- WHAT TO DO -
Find the word "Personal" in the data, then copy each line where it is found.

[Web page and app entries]
--

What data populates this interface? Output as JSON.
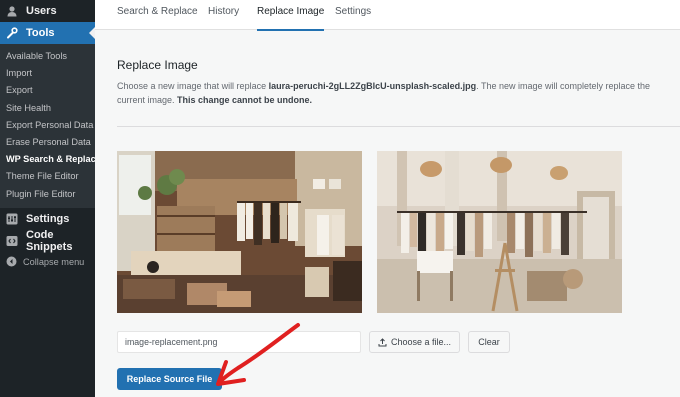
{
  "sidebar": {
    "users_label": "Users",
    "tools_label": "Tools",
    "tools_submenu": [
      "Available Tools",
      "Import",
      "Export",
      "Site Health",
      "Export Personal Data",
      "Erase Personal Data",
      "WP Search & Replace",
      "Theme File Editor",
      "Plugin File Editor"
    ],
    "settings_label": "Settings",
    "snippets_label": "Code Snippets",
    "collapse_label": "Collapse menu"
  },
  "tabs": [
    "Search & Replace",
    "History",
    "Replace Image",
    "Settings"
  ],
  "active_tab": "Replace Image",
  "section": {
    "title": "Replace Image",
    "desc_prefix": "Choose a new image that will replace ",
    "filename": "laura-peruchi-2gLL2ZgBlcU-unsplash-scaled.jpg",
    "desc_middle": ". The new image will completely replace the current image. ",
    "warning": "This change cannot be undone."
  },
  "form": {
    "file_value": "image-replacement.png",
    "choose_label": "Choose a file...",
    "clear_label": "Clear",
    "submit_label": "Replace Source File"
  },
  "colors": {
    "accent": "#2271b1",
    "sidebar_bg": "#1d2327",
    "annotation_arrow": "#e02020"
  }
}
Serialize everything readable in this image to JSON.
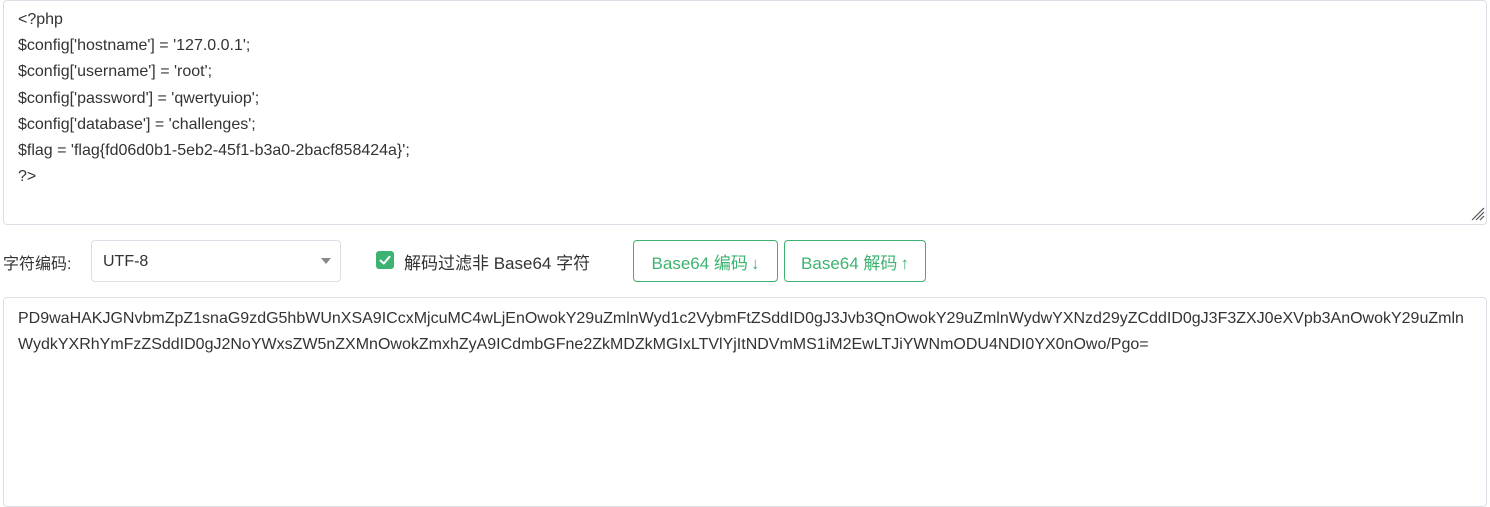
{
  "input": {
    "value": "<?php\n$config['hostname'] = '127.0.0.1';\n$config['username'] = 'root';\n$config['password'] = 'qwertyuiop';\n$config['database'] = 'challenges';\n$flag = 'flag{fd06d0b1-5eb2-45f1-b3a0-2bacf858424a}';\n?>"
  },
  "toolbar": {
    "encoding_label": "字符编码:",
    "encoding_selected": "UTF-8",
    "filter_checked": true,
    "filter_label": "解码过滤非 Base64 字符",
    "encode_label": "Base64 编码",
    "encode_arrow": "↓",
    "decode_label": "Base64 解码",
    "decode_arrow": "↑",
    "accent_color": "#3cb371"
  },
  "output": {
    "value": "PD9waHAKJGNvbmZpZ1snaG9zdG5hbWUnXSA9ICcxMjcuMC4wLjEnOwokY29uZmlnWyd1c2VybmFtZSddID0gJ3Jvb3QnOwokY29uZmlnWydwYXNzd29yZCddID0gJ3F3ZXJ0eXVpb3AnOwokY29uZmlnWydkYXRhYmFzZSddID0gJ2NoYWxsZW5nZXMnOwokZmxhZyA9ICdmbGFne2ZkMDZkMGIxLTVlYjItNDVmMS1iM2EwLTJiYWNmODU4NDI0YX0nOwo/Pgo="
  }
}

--

- ANSWER AREA -
      "Export Personal Data",
      "Erase Personal Data",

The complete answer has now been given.